(Data excerpts)
════════════════
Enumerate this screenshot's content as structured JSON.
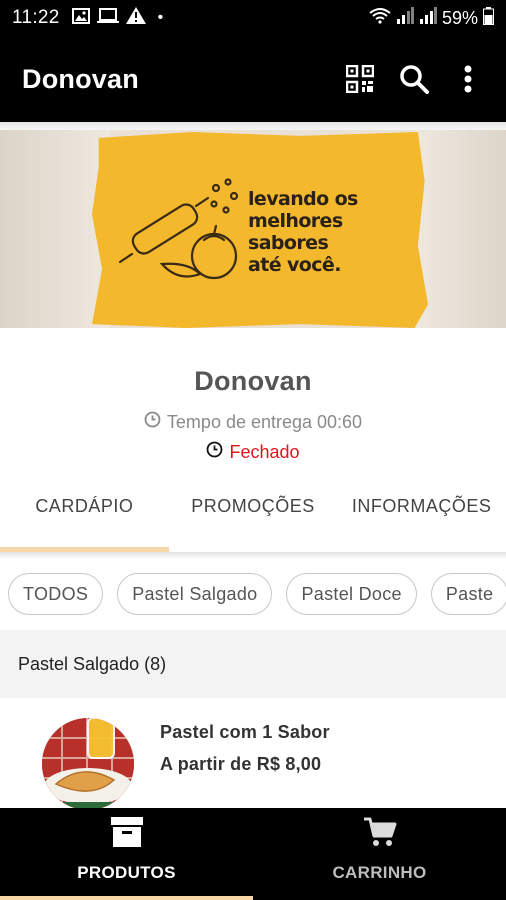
{
  "status_bar": {
    "time": "11:22",
    "battery": "59%",
    "icons": [
      "image-icon",
      "laptop-icon",
      "warning-icon",
      "wifi-icon",
      "signal-icon",
      "signal-icon",
      "battery-icon"
    ],
    "dot": "•"
  },
  "app_bar": {
    "title": "Donovan",
    "actions": [
      "qr-code-icon",
      "search-icon",
      "more-vert-icon"
    ]
  },
  "banner": {
    "line1": "levando os",
    "line2": "melhores",
    "line3": "sabores",
    "line4": "até você."
  },
  "store": {
    "name": "Donovan",
    "delivery_time": "Tempo de entrega 00:60",
    "status": "Fechado"
  },
  "tabs": [
    {
      "label": "CARDÁPIO",
      "active": true
    },
    {
      "label": "PROMOÇÕES",
      "active": false
    },
    {
      "label": "INFORMAÇÕES",
      "active": false
    }
  ],
  "chips": [
    "TODOS",
    "Pastel Salgado",
    "Pastel Doce",
    "Paste"
  ],
  "section": {
    "title": "Pastel Salgado (8)"
  },
  "product": {
    "name": "Pastel com 1 Sabor",
    "price": "A partir de R$ 8,00"
  },
  "bottom_nav": [
    {
      "label": "PRODUTOS",
      "icon": "archive-box-icon",
      "active": true
    },
    {
      "label": "CARRINHO",
      "icon": "cart-icon",
      "active": false
    }
  ],
  "colors": {
    "bar_background": "#000000",
    "closed_status": "#e0141e",
    "accent_indicator": "#f7d9a8",
    "banner_yellow": "#f4b82c"
  }
}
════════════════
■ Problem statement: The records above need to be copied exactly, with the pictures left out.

■ Exercise response:
Enumerate this screenshot's content as structured JSON.
{
  "status_bar": {
    "time": "11:22",
    "battery": "59%",
    "icons": [
      "image-icon",
      "laptop-icon",
      "warning-icon",
      "wifi-icon",
      "signal-icon",
      "signal-icon",
      "battery-icon"
    ],
    "dot": "•"
  },
  "app_bar": {
    "title": "Donovan",
    "actions": [
      "qr-code-icon",
      "search-icon",
      "more-vert-icon"
    ]
  },
  "banner": {
    "line1": "levando os",
    "line2": "melhores",
    "line3": "sabores",
    "line4": "até você."
  },
  "store": {
    "name": "Donovan",
    "delivery_time": "Tempo de entrega 00:60",
    "status": "Fechado"
  },
  "tabs": [
    {
      "label": "CARDÁPIO",
      "active": true
    },
    {
      "label": "PROMOÇÕES",
      "active": false
    },
    {
      "label": "INFORMAÇÕES",
      "active": false
    }
  ],
  "chips": [
    "TODOS",
    "Pastel Salgado",
    "Pastel Doce",
    "Paste"
  ],
  "section": {
    "title": "Pastel Salgado (8)"
  },
  "product": {
    "name": "Pastel com 1 Sabor",
    "price": "A partir de R$ 8,00"
  },
  "bottom_nav": [
    {
      "label": "PRODUTOS",
      "icon": "archive-box-icon",
      "active": true
    },
    {
      "label": "CARRINHO",
      "icon": "cart-icon",
      "active": false
    }
  ],
  "colors": {
    "bar_background": "#000000",
    "closed_status": "#e0141e",
    "accent_indicator": "#f7d9a8",
    "banner_yellow": "#f4b82c"
  }
}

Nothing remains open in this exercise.